§ **Exercise description**
Reproduce all entries precisely, down to the last character.

Information given Block Start

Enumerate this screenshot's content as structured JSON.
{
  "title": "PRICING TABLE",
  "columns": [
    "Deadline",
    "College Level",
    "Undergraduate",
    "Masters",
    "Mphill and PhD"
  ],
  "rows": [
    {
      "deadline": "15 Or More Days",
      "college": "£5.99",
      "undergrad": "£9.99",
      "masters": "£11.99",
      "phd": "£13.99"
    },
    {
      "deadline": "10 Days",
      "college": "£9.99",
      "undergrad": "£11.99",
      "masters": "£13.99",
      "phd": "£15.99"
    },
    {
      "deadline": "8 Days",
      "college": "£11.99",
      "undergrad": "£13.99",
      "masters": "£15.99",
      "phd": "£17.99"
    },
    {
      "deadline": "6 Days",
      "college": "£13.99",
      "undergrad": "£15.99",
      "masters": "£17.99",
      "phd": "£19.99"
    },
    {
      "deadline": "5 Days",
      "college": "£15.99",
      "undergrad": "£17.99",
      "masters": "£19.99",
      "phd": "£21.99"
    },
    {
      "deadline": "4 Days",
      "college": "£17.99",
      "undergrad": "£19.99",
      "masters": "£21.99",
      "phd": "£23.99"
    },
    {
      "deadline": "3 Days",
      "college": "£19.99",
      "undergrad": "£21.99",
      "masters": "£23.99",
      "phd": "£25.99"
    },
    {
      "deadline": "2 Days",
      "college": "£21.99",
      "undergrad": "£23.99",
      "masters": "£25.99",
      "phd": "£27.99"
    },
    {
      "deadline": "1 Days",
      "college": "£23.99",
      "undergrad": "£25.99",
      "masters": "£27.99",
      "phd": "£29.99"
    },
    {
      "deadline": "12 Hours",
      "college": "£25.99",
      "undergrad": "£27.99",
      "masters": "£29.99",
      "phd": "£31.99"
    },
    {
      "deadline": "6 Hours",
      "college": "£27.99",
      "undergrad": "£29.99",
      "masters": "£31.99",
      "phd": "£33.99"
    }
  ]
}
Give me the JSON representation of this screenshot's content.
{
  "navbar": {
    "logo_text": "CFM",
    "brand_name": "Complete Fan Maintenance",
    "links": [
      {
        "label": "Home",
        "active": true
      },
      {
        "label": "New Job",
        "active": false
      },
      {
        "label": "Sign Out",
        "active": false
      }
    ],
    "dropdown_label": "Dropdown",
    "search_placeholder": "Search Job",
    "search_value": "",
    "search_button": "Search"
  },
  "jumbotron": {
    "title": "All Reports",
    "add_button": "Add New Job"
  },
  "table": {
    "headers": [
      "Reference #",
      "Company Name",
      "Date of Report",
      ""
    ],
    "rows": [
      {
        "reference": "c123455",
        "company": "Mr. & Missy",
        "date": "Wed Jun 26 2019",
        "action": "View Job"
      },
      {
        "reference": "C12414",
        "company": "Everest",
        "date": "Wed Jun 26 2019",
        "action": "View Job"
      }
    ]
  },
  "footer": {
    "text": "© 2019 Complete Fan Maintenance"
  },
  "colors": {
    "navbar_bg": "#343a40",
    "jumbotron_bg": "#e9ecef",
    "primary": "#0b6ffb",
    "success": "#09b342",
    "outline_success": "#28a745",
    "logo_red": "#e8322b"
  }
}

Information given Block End

§ **Expected answer**
Enumerate this screenshot's content as structured JSON.
{
  "title": "PRICING TABLE",
  "columns": [
    "Deadline",
    "College Level",
    "Undergraduate",
    "Masters",
    "Mphill and PhD"
  ],
  "rows": [
    {
      "deadline": "15 Or More Days",
      "college": "£5.99",
      "undergrad": "£9.99",
      "masters": "£11.99",
      "phd": "£13.99"
    },
    {
      "deadline": "10 Days",
      "college": "£9.99",
      "undergrad": "£11.99",
      "masters": "£13.99",
      "phd": "£15.99"
    },
    {
      "deadline": "8 Days",
      "college": "£11.99",
      "undergrad": "£13.99",
      "masters": "£15.99",
      "phd": "£17.99"
    },
    {
      "deadline": "6 Days",
      "college": "£13.99",
      "undergrad": "£15.99",
      "masters": "£17.99",
      "phd": "£19.99"
    },
    {
      "deadline": "5 Days",
      "college": "£15.99",
      "undergrad": "£17.99",
      "masters": "£19.99",
      "phd": "£21.99"
    },
    {
      "deadline": "4 Days",
      "college": "£17.99",
      "undergrad": "£19.99",
      "masters": "£21.99",
      "phd": "£23.99"
    },
    {
      "deadline": "3 Days",
      "college": "£19.99",
      "undergrad": "£21.99",
      "masters": "£23.99",
      "phd": "£25.99"
    },
    {
      "deadline": "2 Days",
      "college": "£21.99",
      "undergrad": "£23.99",
      "masters": "£25.99",
      "phd": "£27.99"
    },
    {
      "deadline": "1 Days",
      "college": "£23.99",
      "undergrad": "£25.99",
      "masters": "£27.99",
      "phd": "£29.99"
    },
    {
      "deadline": "12 Hours",
      "college": "£25.99",
      "undergrad": "£27.99",
      "masters": "£29.99",
      "phd": "£31.99"
    },
    {
      "deadline": "6 Hours",
      "college": "£27.99",
      "undergrad": "£29.99",
      "masters": "£31.99",
      "phd": "£33.99"
    }
  ]
}
Give me the JSON representation of this screenshot's content.
{
  "navbar": {
    "logo_text": "CFM",
    "brand_name": "Complete Fan Maintenance",
    "links": [
      {
        "label": "Home",
        "active": true
      },
      {
        "label": "New Job",
        "active": false
      },
      {
        "label": "Sign Out",
        "active": false
      }
    ],
    "dropdown_label": "Dropdown",
    "search_placeholder": "Search Job",
    "search_value": "",
    "search_button": "Search"
  },
  "jumbotron": {
    "title": "All Reports",
    "add_button": "Add New Job"
  },
  "table": {
    "headers": [
      "Reference #",
      "Company Name",
      "Date of Report",
      ""
    ],
    "rows": [
      {
        "reference": "c123455",
        "company": "Mr. & Missy",
        "date": "Wed Jun 26 2019",
        "action": "View Job"
      },
      {
        "reference": "C12414",
        "company": "Everest",
        "date": "Wed Jun 26 2019",
        "action": "View Job"
      }
    ]
  },
  "footer": {
    "text": "© 2019 Complete Fan Maintenance"
  },
  "colors": {
    "navbar_bg": "#343a40",
    "jumbotron_bg": "#e9ecef",
    "primary": "#0b6ffb",
    "success": "#09b342",
    "outline_success": "#28a745",
    "logo_red": "#e8322b"
  }
}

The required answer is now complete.